The original concept of limited overs cricket was introduced by John Wisden in 1877 when he published details of an English match played between Cambridge University and London College. The idea was also used by Australian rules football teams at that time but it was not until after the First World War that it became popular among cricketers in England. Today, one-day matches are the most common type of cricket played in a limited overs format. These are divided up into sessions of up to 180 minutes, during which each team has 15 balls to score their targets.
In Test cricket, there is no limit on the number of players you can have in a team. A team can have as many batsmen as they like, as long as there are at least two bowlers available. This is because the amount of over-rate running required by modern cricketers makes having more than seven or eight players is impractical. In One Day Internationals (ODIs) and Twenty20 Internationals (T20Is), any team can have as many as fourteen players if they choose. However, this often leads to a shortage of bowlers, so usually only thirteen players are allowed.
15. A minimum number of overs is bowled (typically 15 in Test match cricket and 20 in other first-class cricket games). This is to ensure that all the balls are returned to the captain before the end of the day's play.
According to section 12.4.2 of the ICC Playing Conditions: [...] to constitute a match, a minimum of 20 overs must be bowled to the side batting second, subject to a result not being gained sooner. A match is defined as a minimum of 5 overs bowled to the side batting second, unless a result is gained earlier. In that case, the number of overs played up to and including the result shall be counted as part of that match.
In other words, a match consists of at least five hours of play, during which time the teams will change over.
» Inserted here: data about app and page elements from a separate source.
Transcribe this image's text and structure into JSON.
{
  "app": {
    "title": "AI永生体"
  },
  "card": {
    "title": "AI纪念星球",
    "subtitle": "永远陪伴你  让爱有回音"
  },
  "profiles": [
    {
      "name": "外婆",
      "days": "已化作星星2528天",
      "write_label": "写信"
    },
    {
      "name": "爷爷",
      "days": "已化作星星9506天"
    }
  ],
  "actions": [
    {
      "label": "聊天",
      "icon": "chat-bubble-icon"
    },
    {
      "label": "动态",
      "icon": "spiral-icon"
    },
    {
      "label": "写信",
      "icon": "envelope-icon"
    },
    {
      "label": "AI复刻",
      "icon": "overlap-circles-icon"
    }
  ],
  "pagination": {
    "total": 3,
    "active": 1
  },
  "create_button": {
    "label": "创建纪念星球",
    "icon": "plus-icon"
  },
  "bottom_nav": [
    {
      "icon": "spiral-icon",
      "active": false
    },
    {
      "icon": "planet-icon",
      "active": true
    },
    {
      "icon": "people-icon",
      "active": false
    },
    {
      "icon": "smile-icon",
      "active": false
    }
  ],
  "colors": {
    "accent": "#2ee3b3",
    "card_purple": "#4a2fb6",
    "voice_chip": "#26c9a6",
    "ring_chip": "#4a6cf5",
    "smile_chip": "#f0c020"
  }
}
If neither team manages to score any runs during this period then the match will be declared a no-result and it will end in a tie.
The number of overs in a cricket match has changed over time as per the needs of the game. It used to be just 10 or 11 o'ers back in the day but now they often go for two hours or more. On average, an innings lasts around six hours these days so there's plenty of time for multiple balls to be bowled per over.
When you look at it like this, it's not that surprising that some matches can go on for many hours yet nobody gets tired or makes any errors of judgment.